Among the entries, find each line that includes the string "JSON" and list it.
(Extracted entries begins)
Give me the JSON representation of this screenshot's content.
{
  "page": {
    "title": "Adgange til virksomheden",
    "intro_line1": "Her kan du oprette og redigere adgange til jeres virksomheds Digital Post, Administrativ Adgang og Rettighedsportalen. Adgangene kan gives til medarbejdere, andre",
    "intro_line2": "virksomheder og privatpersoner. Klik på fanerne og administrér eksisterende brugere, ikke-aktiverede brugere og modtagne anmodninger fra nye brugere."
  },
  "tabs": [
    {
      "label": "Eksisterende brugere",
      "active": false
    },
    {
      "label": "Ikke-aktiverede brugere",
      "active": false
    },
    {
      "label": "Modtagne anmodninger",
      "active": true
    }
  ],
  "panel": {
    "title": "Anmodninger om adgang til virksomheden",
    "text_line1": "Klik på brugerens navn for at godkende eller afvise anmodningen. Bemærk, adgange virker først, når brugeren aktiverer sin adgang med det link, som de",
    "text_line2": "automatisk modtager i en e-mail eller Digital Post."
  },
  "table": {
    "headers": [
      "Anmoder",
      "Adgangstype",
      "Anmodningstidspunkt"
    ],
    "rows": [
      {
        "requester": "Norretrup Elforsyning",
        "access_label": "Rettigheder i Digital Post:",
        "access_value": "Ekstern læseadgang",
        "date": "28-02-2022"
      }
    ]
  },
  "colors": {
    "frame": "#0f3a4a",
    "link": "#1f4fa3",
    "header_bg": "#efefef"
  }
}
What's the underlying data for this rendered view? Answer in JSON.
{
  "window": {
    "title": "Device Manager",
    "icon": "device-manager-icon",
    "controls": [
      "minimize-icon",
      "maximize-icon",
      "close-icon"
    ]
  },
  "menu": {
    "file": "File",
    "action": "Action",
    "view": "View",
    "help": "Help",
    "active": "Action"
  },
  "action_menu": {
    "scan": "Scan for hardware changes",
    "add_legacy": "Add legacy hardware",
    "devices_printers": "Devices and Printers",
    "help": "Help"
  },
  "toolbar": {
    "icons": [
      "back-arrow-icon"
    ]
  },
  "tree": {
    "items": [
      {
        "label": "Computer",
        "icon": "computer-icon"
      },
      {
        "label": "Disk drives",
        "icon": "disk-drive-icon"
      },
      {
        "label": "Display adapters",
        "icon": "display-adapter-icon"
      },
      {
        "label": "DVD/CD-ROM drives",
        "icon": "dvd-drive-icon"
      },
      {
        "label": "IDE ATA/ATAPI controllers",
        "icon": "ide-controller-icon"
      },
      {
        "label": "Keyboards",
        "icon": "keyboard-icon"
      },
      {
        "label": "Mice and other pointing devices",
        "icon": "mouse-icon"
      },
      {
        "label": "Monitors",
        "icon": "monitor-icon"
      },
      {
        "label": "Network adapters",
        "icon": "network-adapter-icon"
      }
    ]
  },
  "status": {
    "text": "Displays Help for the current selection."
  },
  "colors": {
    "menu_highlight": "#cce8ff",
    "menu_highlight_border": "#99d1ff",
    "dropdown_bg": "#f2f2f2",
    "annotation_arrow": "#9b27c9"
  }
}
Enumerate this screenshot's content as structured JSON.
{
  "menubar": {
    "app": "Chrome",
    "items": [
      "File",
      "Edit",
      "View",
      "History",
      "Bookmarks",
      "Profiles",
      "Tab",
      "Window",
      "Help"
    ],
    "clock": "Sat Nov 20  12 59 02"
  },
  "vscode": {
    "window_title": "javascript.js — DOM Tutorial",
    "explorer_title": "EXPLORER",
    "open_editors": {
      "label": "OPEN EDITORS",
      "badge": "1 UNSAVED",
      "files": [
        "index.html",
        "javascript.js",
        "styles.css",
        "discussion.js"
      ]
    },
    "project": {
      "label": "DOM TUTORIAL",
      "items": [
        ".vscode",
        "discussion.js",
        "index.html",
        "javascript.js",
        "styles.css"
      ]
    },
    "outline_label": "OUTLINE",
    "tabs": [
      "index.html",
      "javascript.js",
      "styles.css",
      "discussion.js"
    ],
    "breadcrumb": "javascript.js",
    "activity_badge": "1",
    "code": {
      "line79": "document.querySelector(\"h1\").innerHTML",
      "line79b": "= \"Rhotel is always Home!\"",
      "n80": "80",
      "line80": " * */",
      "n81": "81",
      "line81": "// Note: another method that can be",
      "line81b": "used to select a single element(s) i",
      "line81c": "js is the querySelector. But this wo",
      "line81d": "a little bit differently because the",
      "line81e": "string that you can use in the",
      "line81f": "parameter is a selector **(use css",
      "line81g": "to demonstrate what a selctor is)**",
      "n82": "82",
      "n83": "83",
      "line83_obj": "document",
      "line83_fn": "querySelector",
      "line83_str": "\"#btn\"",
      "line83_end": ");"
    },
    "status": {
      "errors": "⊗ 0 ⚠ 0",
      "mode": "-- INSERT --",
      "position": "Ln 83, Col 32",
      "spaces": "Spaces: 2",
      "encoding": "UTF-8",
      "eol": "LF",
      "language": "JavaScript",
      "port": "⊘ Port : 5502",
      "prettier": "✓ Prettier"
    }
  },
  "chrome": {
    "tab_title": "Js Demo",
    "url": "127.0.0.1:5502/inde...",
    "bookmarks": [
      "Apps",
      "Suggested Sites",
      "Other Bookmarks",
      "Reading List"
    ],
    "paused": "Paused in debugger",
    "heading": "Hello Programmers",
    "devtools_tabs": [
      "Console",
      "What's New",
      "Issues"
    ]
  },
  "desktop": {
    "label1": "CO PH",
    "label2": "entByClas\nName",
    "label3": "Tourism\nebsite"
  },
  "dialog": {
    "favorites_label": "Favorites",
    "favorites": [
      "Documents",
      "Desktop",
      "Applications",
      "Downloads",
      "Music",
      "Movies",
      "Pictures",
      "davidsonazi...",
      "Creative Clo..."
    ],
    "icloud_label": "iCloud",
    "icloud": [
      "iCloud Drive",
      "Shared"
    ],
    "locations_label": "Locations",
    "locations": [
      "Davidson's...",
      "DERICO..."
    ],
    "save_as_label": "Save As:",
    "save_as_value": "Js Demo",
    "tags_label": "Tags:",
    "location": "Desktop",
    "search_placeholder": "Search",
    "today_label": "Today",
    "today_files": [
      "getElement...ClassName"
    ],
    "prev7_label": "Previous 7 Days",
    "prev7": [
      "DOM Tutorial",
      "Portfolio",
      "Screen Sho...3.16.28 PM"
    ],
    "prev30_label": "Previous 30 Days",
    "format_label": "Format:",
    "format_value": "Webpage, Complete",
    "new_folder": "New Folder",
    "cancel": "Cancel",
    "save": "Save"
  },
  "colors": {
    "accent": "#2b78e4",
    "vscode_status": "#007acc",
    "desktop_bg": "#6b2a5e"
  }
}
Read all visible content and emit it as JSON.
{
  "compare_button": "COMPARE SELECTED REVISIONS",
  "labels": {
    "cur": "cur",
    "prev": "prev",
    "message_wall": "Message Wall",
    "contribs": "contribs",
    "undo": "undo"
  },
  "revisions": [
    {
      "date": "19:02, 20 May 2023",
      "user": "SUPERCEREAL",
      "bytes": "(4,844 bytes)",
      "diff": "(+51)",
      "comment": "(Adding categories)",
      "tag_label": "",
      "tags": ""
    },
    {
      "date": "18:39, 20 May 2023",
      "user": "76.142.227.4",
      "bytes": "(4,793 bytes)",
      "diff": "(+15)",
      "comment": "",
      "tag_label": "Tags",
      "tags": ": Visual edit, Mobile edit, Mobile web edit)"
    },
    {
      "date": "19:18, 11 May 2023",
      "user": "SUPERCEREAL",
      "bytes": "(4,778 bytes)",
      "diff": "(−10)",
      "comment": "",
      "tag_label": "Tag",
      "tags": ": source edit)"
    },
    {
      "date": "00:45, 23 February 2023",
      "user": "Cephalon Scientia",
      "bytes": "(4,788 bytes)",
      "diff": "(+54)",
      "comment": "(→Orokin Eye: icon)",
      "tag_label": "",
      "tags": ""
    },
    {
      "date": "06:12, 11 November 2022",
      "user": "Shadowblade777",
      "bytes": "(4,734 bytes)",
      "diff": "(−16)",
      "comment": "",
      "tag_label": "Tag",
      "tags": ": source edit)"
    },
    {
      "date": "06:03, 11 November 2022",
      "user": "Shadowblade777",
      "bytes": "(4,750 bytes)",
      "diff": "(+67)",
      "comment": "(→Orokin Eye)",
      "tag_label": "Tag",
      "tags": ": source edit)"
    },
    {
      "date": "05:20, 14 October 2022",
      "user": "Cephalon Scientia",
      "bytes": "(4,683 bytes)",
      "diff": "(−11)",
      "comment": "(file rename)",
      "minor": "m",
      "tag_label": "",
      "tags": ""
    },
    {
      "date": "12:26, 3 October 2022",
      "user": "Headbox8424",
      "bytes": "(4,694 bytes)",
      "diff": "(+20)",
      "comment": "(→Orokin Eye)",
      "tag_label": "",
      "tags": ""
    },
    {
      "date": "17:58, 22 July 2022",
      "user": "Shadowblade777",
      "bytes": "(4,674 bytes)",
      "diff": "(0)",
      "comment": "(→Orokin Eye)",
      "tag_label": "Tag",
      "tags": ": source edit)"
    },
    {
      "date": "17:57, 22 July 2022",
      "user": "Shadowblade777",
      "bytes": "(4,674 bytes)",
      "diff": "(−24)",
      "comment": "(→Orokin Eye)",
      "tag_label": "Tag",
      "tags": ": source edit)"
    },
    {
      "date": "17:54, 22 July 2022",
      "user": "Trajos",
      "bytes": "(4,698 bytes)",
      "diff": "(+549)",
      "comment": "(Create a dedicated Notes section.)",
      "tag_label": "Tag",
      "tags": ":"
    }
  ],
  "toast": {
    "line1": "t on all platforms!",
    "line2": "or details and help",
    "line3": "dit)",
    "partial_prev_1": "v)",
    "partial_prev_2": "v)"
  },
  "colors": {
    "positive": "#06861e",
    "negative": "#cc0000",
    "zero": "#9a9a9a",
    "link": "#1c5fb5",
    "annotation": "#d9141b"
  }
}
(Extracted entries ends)
• _Answer box_:
Give me the JSON representation of this screenshot's content.
What's the underlying data for this rendered view? Answer in JSON.
Enumerate this screenshot's content as structured JSON.
Read all visible content and emit it as JSON.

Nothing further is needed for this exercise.